EXERCISE GOAL: Would you please print the data a second time, exactly as it stands?

DATA PROVIDED:
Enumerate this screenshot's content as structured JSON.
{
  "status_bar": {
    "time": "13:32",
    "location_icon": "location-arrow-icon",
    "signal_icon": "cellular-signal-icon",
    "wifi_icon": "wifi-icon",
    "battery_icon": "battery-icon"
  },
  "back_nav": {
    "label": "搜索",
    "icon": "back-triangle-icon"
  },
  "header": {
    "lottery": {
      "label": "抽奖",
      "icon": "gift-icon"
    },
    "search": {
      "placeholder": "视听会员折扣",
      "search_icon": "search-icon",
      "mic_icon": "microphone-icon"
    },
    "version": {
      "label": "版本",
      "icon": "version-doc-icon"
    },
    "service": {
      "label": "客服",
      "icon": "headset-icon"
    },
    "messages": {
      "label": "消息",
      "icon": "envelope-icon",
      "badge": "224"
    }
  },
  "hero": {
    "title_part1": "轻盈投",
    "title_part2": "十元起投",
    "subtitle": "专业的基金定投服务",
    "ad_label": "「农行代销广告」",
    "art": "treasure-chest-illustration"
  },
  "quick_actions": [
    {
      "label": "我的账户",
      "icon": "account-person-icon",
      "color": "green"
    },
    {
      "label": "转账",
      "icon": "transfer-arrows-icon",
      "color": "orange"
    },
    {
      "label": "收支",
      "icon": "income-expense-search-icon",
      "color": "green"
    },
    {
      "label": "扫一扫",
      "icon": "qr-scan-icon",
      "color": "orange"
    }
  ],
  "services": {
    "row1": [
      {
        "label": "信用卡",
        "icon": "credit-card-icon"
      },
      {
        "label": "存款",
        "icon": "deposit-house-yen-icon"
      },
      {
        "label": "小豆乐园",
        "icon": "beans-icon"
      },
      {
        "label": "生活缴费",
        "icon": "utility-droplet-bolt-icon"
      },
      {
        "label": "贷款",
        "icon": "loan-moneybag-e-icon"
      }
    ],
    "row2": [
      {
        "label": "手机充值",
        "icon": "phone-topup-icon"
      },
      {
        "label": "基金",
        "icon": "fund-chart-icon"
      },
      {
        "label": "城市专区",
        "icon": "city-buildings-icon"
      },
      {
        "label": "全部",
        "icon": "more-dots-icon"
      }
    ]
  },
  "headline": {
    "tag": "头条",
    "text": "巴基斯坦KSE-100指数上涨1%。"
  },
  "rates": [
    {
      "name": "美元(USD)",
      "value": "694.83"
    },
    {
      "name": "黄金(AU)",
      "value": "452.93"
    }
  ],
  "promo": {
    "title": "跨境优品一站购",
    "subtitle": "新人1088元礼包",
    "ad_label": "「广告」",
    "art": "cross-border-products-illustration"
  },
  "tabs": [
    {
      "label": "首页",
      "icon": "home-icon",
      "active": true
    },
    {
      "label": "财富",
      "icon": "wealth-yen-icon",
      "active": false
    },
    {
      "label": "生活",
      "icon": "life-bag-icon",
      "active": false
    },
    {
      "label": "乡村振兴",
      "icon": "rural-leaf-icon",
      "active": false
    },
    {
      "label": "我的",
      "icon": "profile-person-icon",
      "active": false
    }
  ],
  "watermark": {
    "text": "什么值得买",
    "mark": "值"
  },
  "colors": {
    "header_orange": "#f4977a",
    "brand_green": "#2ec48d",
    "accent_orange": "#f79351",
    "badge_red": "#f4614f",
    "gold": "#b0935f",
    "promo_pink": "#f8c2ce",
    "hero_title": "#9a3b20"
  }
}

ANSWER BOX:
Enumerate this screenshot's content as structured JSON.
{
  "status_bar": {
    "time": "13:32",
    "location_icon": "location-arrow-icon",
    "signal_icon": "cellular-signal-icon",
    "wifi_icon": "wifi-icon",
    "battery_icon": "battery-icon"
  },
  "back_nav": {
    "label": "搜索",
    "icon": "back-triangle-icon"
  },
  "header": {
    "lottery": {
      "label": "抽奖",
      "icon": "gift-icon"
    },
    "search": {
      "placeholder": "视听会员折扣",
      "search_icon": "search-icon",
      "mic_icon": "microphone-icon"
    },
    "version": {
      "label": "版本",
      "icon": "version-doc-icon"
    },
    "service": {
      "label": "客服",
      "icon": "headset-icon"
    },
    "messages": {
      "label": "消息",
      "icon": "envelope-icon",
      "badge": "224"
    }
  },
  "hero": {
    "title_part1": "轻盈投",
    "title_part2": "十元起投",
    "subtitle": "专业的基金定投服务",
    "ad_label": "「农行代销广告」",
    "art": "treasure-chest-illustration"
  },
  "quick_actions": [
    {
      "label": "我的账户",
      "icon": "account-person-icon",
      "color": "green"
    },
    {
      "label": "转账",
      "icon": "transfer-arrows-icon",
      "color": "orange"
    },
    {
      "label": "收支",
      "icon": "income-expense-search-icon",
      "color": "green"
    },
    {
      "label": "扫一扫",
      "icon": "qr-scan-icon",
      "color": "orange"
    }
  ],
  "services": {
    "row1": [
      {
        "label": "信用卡",
        "icon": "credit-card-icon"
      },
      {
        "label": "存款",
        "icon": "deposit-house-yen-icon"
      },
      {
        "label": "小豆乐园",
        "icon": "beans-icon"
      },
      {
        "label": "生活缴费",
        "icon": "utility-droplet-bolt-icon"
      },
      {
        "label": "贷款",
        "icon": "loan-moneybag-e-icon"
      }
    ],
    "row2": [
      {
        "label": "手机充值",
        "icon": "phone-topup-icon"
      },
      {
        "label": "基金",
        "icon": "fund-chart-icon"
      },
      {
        "label": "城市专区",
        "icon": "city-buildings-icon"
      },
      {
        "label": "全部",
        "icon": "more-dots-icon"
      }
    ]
  },
  "headline": {
    "tag": "头条",
    "text": "巴基斯坦KSE-100指数上涨1%。"
  },
  "rates": [
    {
      "name": "美元(USD)",
      "value": "694.83"
    },
    {
      "name": "黄金(AU)",
      "value": "452.93"
    }
  ],
  "promo": {
    "title": "跨境优品一站购",
    "subtitle": "新人1088元礼包",
    "ad_label": "「广告」",
    "art": "cross-border-products-illustration"
  },
  "tabs": [
    {
      "label": "首页",
      "icon": "home-icon",
      "active": true
    },
    {
      "label": "财富",
      "icon": "wealth-yen-icon",
      "active": false
    },
    {
      "label": "生活",
      "icon": "life-bag-icon",
      "active": false
    },
    {
      "label": "乡村振兴",
      "icon": "rural-leaf-icon",
      "active": false
    },
    {
      "label": "我的",
      "icon": "profile-person-icon",
      "active": false
    }
  ],
  "watermark": {
    "text": "什么值得买",
    "mark": "值"
  },
  "colors": {
    "header_orange": "#f4977a",
    "brand_green": "#2ec48d",
    "accent_orange": "#f79351",
    "badge_red": "#f4614f",
    "gold": "#b0935f",
    "promo_pink": "#f8c2ce",
    "hero_title": "#9a3b20"
  }
}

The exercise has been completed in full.